Website and app data records

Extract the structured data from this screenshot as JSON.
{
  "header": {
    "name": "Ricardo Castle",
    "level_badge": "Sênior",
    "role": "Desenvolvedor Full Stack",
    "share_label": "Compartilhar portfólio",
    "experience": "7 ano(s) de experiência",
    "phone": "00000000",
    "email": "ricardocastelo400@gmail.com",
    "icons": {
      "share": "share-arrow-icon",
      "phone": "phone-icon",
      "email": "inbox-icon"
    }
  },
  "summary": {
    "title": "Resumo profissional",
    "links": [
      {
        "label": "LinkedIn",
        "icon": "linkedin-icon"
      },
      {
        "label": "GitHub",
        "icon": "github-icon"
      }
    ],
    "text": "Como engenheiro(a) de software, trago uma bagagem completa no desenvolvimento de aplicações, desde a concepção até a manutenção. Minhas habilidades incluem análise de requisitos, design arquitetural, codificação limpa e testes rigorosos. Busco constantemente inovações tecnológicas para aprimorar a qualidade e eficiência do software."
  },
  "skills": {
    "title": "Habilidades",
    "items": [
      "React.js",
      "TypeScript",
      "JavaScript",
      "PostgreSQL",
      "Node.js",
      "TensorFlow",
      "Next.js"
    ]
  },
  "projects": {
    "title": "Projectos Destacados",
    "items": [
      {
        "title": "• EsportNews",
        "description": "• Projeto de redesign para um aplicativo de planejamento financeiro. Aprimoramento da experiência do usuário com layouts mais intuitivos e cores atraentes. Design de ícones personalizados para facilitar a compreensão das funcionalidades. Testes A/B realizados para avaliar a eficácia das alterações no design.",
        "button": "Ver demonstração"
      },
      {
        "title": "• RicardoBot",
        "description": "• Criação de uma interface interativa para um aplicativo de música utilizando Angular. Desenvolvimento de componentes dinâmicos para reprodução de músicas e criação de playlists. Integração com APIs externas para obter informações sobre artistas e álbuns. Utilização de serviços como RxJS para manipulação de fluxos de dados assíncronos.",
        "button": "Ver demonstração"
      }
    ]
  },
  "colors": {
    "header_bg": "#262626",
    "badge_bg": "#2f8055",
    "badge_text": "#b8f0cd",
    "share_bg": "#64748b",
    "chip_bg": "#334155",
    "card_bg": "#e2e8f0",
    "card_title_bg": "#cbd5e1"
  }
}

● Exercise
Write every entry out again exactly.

● Response
Extract the structured data from this screenshot as JSON.
{
  "header": {
    "name": "Ricardo Castle",
    "level_badge": "Sênior",
    "role": "Desenvolvedor Full Stack",
    "share_label": "Compartilhar portfólio",
    "experience": "7 ano(s) de experiência",
    "phone": "00000000",
    "email": "ricardocastelo400@gmail.com",
    "icons": {
      "share": "share-arrow-icon",
      "phone": "phone-icon",
      "email": "inbox-icon"
    }
  },
  "summary": {
    "title": "Resumo profissional",
    "links": [
      {
        "label": "LinkedIn",
        "icon": "linkedin-icon"
      },
      {
        "label": "GitHub",
        "icon": "github-icon"
      }
    ],
    "text": "Como engenheiro(a) de software, trago uma bagagem completa no desenvolvimento de aplicações, desde a concepção até a manutenção. Minhas habilidades incluem análise de requisitos, design arquitetural, codificação limpa e testes rigorosos. Busco constantemente inovações tecnológicas para aprimorar a qualidade e eficiência do software."
  },
  "skills": {
    "title": "Habilidades",
    "items": [
      "React.js",
      "TypeScript",
      "JavaScript",
      "PostgreSQL",
      "Node.js",
      "TensorFlow",
      "Next.js"
    ]
  },
  "projects": {
    "title": "Projectos Destacados",
    "items": [
      {
        "title": "• EsportNews",
        "description": "• Projeto de redesign para um aplicativo de planejamento financeiro. Aprimoramento da experiência do usuário com layouts mais intuitivos e cores atraentes. Design de ícones personalizados para facilitar a compreensão das funcionalidades. Testes A/B realizados para avaliar a eficácia das alterações no design.",
        "button": "Ver demonstração"
      },
      {
        "title": "• RicardoBot",
        "description": "• Criação de uma interface interativa para um aplicativo de música utilizando Angular. Desenvolvimento de componentes dinâmicos para reprodução de músicas e criação de playlists. Integração com APIs externas para obter informações sobre artistas e álbuns. Utilização de serviços como RxJS para manipulação de fluxos de dados assíncronos.",
        "button": "Ver demonstração"
      }
    ]
  },
  "colors": {
    "header_bg": "#262626",
    "badge_bg": "#2f8055",
    "badge_text": "#b8f0cd",
    "share_bg": "#64748b",
    "chip_bg": "#334155",
    "card_bg": "#e2e8f0",
    "card_title_bg": "#cbd5e1"
  }
}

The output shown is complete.